Mandatory: Electronics Checks
Spend as long as required to run every electronic feature in the C-Class you’re considering through its paces, ideally several times. This includes the full breadth of central command system functionalities; cruise control; all steering-wheel mounted controls; the climate control; the stereo (from all playback sources); all COMAND system dial positions and buttons; all door locks, window switches, and keyfobs; the Bluetooth connection; the parking assist system / back-up camera; and more. Issues have been reported with varying frequency across all of the above systems, so you’ll want to be sure everything is working properly before you buy.
Also Mandatory: Diagnostic Scan
Buying a used C-Class without a full diagnostic scan by a dealer technician is not advised. This quick computer scan can reveal hundreds of possible issues in the vehicle’s driveline and other electronics, saving you time, money, and headaches.
Other Useful Information
Maintain Your Warranty
There’s a good chance the C-Class you’re considering will still be covered by some remaining portion of the vehicle’s factory (powertrain) warranty when you buy it – provided that said warranty is still in good standing.

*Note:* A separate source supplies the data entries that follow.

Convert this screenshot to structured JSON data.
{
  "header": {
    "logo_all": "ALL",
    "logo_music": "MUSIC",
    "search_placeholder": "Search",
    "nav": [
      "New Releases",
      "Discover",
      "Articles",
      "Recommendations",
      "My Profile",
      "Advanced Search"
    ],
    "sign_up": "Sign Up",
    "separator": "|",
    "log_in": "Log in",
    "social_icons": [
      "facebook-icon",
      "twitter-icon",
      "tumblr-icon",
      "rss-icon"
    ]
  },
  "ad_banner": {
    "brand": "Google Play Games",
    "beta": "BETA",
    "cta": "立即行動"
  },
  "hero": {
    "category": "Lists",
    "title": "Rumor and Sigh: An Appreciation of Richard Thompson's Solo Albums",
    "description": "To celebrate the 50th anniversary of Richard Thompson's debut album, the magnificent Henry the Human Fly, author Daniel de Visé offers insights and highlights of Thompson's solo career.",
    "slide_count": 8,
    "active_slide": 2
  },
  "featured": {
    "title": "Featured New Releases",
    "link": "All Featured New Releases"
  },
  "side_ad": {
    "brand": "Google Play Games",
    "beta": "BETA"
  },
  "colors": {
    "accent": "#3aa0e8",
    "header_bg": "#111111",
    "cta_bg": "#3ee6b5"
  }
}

To be sure that’s the case (and to avoid any unwanted surprises), be certain that all service records are up to date, including oil changes. Even a stretching of one oil change interval, or one skipped oil change, will compromise the warranty.
Also, be certain to confirm that the vehicle has never been modified with non-factory engine programming, possibly in the form of a “chip” or “tune” applied to turn up the boost from the turbocharger system for more power. Modifications like this by a previous owner will typically void remaining powertrain warranty coverage, even if the offending software/parts are removed before a warranty claim is made.
Certified Pre-Owned (CPO)
For several reasons, we’d strongly advise shoppers to consider a Certified Pre-Owned copy of a used C-Class from this generation. Typically, a CPO vehicle is fully inspected, updated, and reconditioned by the selling Mercedes dealer – adding more peace of mind for shoppers. Buying a CPO-certified C-Class likely means all maintenance work, recalls, and software updates are up to date, giving shoppers less to worry about. Further, CPO vehicles may come with extended warranty coverage and additional roadside assistance coverage, too.
As is the case with so many luxury cars, a second-hand C-Class is a machine more likely to be enjoyed for its style, technology, and driving experience than low costs of ownership and worry-free operation. A long list of recalls and some well-documented issues just a few years into this generation’s life mean shoppers are strongly advised to opt for a CPO-certified model, and to budget for any extended warranty coverage available. During ownership, to maximize the value of any extended warranty coverage, be absolutely certain to stay on top of any and all required scheduled maintenance, too.
Crash Test Ratings
IIHS: Top Safety Pick (2016–2017)
NHTSA: 5/5 Stars (2015, with rear side airbags)